[Try it] What lines of the data below hold the string "company"? Copy each one out.
[[ Data extracts open ]]
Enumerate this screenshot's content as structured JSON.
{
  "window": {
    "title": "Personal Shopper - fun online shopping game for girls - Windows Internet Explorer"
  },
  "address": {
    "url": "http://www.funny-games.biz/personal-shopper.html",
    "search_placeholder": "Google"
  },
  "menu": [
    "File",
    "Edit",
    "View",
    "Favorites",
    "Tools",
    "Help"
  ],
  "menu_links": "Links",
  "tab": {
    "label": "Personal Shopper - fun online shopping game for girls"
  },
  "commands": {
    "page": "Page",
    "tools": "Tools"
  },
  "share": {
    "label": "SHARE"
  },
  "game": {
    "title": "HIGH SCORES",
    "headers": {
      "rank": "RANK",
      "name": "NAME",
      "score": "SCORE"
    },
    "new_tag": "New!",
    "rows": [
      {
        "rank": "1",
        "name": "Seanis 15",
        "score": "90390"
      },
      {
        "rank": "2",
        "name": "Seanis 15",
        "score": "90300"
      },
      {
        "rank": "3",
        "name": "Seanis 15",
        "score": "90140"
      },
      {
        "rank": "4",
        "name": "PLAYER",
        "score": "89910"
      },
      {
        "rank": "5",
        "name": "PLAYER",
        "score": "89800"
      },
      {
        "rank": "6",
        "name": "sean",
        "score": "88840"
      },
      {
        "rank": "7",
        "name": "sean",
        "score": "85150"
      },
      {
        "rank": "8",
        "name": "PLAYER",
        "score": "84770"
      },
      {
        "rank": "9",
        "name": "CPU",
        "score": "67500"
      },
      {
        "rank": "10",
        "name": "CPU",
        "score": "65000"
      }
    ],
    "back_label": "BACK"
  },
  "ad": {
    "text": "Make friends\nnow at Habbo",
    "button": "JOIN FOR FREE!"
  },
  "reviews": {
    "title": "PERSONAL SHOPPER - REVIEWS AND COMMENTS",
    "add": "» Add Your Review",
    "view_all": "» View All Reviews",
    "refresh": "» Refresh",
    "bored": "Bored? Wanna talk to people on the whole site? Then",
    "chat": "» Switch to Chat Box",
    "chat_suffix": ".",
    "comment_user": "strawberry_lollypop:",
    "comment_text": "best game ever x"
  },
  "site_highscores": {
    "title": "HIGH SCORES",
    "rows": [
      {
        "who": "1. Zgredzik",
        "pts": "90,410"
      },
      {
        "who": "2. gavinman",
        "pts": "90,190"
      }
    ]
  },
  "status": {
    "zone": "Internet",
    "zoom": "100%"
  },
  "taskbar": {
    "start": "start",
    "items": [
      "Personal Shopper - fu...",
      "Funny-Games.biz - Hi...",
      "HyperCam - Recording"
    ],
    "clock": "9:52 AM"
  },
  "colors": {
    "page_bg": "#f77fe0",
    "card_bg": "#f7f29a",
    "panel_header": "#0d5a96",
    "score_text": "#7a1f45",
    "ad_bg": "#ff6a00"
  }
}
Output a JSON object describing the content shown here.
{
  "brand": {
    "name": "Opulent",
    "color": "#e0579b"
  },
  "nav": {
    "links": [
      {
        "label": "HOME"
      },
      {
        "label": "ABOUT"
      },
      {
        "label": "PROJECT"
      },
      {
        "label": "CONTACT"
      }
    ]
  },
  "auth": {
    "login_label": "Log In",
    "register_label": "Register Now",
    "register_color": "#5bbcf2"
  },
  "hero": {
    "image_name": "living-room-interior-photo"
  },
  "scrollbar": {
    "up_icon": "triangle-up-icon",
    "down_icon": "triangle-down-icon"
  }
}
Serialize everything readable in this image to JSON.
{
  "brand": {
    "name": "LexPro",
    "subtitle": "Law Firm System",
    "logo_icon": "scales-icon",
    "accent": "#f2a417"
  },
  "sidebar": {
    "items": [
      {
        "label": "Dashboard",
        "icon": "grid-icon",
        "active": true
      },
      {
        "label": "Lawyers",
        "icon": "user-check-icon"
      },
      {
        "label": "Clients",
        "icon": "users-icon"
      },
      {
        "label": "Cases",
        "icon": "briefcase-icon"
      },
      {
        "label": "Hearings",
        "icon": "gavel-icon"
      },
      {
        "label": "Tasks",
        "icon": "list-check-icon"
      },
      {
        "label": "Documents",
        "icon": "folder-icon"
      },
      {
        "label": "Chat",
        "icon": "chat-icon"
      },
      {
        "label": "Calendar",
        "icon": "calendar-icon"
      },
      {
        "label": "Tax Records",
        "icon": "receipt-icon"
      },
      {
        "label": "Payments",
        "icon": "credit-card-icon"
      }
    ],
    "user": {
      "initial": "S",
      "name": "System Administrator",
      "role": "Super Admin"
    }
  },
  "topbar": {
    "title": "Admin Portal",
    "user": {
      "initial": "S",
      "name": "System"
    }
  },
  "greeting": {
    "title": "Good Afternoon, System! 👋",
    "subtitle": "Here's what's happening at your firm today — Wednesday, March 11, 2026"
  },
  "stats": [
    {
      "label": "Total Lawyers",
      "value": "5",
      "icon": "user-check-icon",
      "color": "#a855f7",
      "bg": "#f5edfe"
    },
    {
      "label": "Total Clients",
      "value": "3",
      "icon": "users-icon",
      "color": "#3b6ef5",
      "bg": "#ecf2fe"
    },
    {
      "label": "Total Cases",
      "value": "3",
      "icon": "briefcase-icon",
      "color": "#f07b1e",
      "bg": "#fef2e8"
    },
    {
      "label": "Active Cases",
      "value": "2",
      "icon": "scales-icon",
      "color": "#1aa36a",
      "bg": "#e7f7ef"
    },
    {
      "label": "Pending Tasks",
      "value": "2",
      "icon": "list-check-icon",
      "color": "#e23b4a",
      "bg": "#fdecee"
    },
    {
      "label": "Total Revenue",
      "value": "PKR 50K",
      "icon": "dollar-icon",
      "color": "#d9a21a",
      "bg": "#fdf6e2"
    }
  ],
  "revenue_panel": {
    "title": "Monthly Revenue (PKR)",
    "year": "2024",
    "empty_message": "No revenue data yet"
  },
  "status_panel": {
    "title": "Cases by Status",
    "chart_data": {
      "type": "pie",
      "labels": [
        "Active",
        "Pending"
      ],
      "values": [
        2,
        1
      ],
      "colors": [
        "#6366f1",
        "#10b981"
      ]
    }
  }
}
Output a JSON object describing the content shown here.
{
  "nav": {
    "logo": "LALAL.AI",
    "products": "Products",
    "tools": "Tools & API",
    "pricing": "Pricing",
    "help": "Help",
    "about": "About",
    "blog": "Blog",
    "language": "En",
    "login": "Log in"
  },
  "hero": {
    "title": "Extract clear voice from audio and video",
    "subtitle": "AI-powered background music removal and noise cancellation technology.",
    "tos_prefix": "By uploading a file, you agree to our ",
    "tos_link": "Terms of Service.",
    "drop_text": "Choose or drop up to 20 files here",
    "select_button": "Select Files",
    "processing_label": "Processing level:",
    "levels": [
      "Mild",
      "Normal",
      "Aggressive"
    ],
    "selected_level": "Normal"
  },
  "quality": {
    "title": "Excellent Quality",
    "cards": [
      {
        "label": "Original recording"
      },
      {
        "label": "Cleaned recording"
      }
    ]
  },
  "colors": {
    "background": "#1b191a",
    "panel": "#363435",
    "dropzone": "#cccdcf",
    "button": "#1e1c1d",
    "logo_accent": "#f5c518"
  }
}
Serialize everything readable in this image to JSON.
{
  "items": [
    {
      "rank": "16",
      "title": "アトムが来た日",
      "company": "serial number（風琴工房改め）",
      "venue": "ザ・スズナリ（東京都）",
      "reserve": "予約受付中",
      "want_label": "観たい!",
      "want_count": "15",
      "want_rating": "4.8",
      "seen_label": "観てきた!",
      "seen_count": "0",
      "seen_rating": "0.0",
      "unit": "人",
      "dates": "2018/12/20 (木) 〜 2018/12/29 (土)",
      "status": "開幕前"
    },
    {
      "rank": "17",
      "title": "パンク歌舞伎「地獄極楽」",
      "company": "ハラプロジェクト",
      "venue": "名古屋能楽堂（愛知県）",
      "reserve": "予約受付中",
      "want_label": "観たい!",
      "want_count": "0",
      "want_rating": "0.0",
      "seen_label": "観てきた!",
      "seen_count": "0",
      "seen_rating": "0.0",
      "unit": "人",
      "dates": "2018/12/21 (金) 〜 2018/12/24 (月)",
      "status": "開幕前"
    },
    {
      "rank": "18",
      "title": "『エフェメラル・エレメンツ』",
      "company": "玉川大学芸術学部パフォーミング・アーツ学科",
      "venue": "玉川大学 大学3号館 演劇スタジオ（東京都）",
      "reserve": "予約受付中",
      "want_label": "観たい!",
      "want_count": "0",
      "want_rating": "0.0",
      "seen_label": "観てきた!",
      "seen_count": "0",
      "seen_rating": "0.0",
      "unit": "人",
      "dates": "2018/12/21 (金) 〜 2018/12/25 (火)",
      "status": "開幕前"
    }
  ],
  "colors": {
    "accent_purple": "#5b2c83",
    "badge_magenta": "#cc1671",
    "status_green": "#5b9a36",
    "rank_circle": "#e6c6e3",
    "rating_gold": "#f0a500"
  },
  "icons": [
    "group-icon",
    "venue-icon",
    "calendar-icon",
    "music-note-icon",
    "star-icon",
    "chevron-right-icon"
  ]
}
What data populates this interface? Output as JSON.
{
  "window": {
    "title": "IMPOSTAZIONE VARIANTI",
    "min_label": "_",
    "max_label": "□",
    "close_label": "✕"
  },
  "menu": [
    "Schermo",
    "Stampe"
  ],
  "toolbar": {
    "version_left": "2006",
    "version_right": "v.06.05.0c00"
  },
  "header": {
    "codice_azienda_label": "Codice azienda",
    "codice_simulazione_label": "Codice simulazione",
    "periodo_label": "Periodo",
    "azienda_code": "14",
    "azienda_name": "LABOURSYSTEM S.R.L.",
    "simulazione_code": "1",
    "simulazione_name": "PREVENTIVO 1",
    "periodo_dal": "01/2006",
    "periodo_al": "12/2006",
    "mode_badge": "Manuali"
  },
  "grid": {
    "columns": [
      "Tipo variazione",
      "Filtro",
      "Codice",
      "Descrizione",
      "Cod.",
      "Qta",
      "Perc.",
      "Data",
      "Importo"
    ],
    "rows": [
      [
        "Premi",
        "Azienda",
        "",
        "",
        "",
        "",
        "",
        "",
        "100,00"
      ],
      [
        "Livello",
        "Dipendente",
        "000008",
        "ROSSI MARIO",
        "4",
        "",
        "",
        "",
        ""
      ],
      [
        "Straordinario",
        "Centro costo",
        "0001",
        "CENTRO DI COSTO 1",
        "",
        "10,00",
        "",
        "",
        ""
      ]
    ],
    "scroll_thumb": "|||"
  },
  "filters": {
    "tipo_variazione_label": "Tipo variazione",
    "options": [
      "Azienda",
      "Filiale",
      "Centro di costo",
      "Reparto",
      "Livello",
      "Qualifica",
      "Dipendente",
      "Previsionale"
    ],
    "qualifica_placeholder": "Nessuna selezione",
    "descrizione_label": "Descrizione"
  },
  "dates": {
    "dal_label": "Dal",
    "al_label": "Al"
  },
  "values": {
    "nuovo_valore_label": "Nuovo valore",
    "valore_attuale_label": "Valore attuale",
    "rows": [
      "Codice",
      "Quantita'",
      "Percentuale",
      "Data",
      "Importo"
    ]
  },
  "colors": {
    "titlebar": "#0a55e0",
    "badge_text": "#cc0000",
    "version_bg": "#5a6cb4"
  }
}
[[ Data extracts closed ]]
[Result of the exercise]
      "company": "serial number（風琴工房改め）",
      "company": "ハラプロジェクト",
      "company": "玉川大学芸術学部パフォーミング・アーツ学科",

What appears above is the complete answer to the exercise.